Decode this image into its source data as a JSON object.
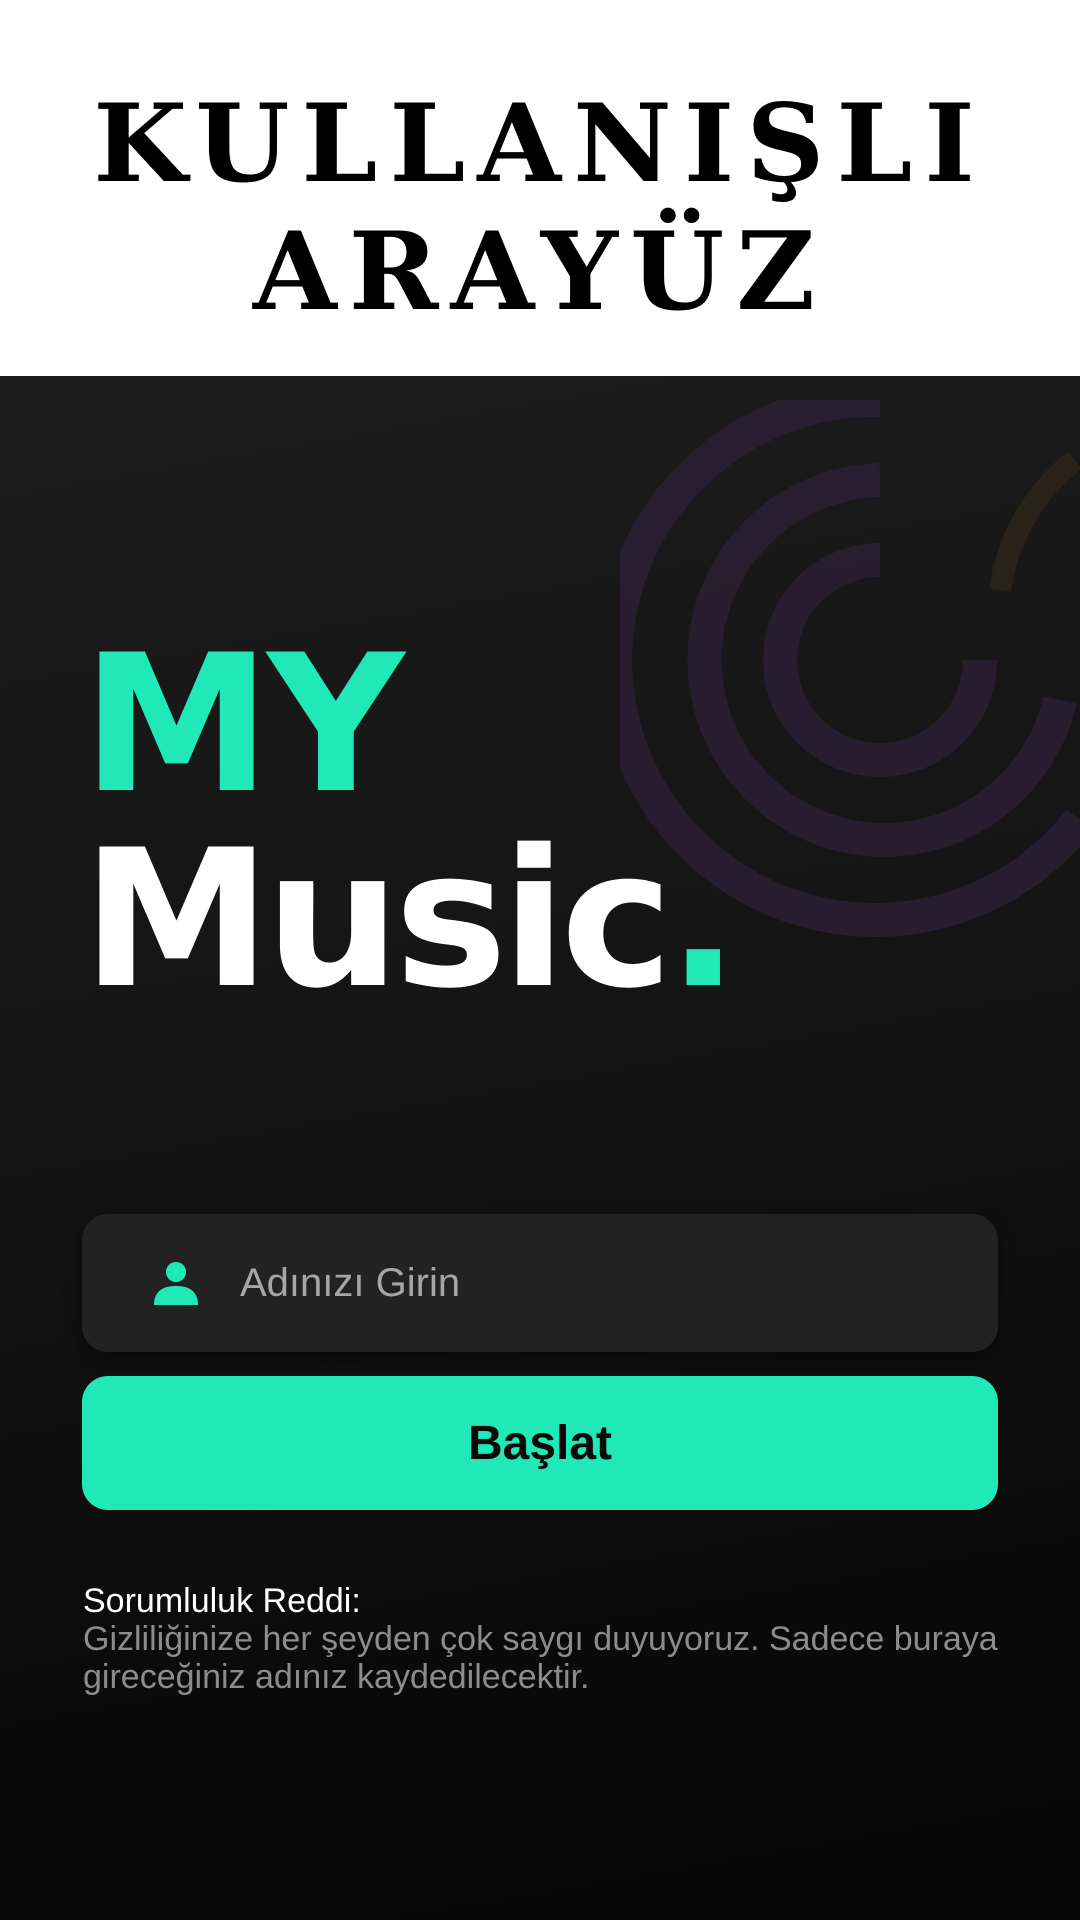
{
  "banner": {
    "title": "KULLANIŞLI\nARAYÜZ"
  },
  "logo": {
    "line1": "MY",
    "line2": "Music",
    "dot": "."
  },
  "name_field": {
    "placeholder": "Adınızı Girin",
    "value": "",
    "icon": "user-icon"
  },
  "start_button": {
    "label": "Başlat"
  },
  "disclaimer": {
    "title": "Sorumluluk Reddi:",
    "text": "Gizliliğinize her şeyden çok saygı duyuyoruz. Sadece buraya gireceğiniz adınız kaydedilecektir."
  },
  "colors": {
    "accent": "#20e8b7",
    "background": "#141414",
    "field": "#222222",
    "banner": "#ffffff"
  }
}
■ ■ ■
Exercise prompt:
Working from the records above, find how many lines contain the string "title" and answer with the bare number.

Reply to the exercise:
2